[Page and application data records]
--------------------------------------------------
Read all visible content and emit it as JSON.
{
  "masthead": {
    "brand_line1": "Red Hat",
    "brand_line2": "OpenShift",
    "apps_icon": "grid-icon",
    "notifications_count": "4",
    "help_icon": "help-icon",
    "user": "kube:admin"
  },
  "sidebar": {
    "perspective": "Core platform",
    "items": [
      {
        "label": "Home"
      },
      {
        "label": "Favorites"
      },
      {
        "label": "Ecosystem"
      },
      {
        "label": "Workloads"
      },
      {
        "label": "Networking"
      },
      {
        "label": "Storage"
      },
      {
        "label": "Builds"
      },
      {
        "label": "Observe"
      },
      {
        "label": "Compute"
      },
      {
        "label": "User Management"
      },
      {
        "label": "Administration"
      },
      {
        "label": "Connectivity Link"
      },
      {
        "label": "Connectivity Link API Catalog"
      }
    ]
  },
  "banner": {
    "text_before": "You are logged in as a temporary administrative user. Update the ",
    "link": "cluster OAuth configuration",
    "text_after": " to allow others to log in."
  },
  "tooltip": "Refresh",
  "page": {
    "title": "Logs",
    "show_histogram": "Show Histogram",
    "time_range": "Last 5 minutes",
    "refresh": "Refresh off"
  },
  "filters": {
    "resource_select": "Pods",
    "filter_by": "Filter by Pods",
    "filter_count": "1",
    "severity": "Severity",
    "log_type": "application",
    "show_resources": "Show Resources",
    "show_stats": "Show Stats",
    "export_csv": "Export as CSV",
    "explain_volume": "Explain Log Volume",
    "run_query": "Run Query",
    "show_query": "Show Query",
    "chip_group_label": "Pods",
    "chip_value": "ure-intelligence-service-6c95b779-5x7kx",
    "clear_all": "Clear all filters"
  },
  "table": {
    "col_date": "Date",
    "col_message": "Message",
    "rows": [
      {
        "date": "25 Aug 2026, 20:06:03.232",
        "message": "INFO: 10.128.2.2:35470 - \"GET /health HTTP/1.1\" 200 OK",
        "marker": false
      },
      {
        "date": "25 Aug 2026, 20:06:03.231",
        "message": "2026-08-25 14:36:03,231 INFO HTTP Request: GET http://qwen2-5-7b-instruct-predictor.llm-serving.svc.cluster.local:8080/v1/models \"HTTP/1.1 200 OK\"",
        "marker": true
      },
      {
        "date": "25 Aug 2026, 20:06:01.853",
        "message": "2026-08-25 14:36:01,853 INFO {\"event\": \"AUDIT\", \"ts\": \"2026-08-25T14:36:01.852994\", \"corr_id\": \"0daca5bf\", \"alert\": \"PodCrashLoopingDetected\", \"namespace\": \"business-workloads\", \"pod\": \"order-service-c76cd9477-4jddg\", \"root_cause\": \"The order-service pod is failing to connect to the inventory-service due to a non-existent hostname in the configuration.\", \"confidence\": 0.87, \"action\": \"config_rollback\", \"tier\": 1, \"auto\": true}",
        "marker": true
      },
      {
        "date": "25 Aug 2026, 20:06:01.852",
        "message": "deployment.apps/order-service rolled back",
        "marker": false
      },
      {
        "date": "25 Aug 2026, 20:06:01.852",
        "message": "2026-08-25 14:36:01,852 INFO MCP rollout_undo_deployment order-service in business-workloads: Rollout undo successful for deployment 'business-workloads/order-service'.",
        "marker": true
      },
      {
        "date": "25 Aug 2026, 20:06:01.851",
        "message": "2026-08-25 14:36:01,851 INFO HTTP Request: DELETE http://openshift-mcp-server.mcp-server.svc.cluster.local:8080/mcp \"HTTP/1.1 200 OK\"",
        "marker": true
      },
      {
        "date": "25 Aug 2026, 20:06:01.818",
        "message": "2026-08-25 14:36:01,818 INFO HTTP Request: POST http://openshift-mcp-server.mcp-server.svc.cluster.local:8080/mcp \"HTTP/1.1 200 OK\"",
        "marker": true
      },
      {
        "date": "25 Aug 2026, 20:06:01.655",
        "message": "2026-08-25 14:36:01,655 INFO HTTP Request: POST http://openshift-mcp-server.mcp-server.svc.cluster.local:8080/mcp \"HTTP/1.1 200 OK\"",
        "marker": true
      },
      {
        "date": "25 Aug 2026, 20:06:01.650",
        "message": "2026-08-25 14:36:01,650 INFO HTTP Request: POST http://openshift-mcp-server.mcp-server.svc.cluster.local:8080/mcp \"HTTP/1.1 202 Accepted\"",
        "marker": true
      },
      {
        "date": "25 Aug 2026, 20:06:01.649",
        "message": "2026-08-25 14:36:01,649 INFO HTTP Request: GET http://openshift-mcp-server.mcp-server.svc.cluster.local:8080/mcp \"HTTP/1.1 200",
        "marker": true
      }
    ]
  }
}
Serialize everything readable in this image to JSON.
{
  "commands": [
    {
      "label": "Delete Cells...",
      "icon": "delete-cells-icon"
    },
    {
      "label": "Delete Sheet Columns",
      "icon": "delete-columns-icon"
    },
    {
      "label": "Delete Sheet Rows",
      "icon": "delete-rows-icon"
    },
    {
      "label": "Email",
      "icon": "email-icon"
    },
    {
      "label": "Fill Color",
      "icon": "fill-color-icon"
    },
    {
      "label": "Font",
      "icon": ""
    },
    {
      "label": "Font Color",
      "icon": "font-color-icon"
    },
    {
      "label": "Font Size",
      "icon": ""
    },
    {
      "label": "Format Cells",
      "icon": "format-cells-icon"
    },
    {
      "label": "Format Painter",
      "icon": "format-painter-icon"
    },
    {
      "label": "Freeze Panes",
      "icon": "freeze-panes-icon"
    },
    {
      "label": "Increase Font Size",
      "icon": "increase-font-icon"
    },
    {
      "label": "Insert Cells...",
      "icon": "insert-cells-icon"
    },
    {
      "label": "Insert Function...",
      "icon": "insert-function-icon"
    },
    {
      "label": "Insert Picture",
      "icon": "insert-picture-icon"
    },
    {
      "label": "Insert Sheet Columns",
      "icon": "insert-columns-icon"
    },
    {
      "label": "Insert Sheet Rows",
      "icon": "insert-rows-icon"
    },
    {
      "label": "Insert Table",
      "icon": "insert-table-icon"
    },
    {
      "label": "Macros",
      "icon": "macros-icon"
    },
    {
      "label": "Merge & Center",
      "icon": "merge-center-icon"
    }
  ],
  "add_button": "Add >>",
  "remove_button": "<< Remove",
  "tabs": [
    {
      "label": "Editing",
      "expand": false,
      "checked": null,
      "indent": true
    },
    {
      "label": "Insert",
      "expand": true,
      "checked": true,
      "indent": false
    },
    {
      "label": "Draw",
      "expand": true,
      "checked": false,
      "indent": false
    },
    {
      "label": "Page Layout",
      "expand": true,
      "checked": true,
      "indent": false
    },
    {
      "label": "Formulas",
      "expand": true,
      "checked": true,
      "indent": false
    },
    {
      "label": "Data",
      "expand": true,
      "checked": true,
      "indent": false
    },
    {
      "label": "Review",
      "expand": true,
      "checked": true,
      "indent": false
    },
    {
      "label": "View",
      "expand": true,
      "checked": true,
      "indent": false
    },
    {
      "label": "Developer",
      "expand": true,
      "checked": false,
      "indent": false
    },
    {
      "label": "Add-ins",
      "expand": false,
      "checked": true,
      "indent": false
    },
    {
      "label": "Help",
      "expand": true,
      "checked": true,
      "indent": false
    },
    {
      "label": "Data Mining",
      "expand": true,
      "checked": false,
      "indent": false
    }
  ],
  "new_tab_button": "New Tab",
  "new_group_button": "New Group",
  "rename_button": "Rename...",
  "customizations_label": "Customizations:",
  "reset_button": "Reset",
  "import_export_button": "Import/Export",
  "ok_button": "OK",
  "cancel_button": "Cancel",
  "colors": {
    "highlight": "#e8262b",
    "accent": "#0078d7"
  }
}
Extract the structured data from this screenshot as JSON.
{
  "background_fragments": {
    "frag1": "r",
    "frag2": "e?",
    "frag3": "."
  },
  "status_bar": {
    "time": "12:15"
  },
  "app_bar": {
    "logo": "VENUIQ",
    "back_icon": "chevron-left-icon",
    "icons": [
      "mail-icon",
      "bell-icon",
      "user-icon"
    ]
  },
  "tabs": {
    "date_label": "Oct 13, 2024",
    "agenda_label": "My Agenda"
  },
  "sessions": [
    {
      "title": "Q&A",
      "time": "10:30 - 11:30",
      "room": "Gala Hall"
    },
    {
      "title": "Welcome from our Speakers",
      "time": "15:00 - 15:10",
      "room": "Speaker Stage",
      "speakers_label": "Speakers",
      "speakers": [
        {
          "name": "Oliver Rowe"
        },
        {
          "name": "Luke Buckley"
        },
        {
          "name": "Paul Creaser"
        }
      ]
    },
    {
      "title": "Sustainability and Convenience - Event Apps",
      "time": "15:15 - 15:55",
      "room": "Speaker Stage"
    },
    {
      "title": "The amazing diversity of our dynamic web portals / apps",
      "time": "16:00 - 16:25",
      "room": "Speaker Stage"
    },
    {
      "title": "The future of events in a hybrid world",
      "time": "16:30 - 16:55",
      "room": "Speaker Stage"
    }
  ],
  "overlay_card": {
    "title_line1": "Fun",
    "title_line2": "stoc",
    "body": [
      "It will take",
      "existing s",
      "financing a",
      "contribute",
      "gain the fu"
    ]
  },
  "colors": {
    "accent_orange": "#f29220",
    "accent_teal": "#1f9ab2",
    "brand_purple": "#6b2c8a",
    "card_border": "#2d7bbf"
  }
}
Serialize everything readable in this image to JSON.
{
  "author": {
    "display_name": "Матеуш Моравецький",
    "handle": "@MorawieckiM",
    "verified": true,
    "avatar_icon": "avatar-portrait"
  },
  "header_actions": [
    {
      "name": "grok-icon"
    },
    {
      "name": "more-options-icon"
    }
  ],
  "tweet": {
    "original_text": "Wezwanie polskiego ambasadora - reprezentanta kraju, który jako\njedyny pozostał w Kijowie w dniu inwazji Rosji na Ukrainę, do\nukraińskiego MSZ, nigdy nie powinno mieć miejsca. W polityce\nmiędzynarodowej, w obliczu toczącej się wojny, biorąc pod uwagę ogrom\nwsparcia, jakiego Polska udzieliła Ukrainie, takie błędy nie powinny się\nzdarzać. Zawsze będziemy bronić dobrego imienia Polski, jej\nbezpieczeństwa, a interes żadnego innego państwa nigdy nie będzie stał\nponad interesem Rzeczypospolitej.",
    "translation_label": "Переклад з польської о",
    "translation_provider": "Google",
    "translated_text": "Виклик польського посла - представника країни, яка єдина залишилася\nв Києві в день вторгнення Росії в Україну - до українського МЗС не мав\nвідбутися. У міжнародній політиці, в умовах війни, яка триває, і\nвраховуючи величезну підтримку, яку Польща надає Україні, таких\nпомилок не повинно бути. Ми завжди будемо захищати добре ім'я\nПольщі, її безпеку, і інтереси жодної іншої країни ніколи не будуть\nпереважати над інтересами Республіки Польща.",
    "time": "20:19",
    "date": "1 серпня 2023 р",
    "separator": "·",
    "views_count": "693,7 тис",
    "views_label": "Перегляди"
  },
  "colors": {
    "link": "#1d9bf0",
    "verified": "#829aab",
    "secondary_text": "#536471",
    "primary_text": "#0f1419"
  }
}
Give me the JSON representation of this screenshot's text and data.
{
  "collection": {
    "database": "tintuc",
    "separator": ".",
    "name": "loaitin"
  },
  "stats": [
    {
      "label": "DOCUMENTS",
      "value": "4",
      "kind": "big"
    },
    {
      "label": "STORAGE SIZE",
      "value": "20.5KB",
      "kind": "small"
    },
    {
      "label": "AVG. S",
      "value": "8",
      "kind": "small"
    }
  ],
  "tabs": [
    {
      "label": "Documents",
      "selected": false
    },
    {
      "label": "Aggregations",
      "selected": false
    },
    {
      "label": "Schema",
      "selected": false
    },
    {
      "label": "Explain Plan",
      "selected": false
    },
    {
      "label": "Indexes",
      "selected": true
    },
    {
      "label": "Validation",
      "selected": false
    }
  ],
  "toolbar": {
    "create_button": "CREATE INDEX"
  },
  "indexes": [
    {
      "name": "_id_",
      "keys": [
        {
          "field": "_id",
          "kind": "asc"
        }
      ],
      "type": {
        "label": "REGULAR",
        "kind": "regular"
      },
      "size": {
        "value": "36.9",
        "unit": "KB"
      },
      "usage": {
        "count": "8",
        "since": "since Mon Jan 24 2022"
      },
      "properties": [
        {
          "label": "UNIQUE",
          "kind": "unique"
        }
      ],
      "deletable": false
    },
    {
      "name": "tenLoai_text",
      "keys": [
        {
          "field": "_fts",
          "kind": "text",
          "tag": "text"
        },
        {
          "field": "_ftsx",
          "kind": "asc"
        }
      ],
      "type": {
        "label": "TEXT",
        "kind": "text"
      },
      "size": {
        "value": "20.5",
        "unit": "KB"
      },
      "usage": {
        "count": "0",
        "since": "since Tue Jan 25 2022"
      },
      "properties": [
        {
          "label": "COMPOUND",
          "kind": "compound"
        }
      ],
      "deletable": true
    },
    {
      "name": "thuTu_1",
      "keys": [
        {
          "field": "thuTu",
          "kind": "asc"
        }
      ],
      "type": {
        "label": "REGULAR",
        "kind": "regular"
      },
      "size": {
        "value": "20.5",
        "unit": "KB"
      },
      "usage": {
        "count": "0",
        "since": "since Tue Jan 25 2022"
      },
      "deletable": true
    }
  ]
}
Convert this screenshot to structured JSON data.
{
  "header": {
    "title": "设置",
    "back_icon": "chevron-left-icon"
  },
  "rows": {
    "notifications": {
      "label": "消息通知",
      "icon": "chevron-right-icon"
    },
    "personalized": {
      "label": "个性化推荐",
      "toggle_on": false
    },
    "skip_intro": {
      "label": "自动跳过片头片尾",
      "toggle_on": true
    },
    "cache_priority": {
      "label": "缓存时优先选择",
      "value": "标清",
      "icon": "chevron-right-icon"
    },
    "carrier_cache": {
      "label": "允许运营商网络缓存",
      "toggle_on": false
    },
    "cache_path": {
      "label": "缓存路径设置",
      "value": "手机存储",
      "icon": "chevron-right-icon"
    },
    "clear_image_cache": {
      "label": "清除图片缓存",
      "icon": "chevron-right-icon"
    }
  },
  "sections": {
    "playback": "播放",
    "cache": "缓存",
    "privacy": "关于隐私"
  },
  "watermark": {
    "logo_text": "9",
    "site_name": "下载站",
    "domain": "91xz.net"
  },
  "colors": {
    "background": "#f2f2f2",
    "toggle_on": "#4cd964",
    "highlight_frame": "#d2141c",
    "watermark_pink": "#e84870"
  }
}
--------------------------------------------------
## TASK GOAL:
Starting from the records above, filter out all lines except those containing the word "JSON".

## TASK RESPONSE:
Read all visible content and emit it as JSON.
Serialize everything readable in this image to JSON.
Extract the structured data from this screenshot as JSON.
Serialize everything readable in this image to JSON.
Give me the JSON representation of this screenshot's text and data.
Convert this screenshot to structured JSON data.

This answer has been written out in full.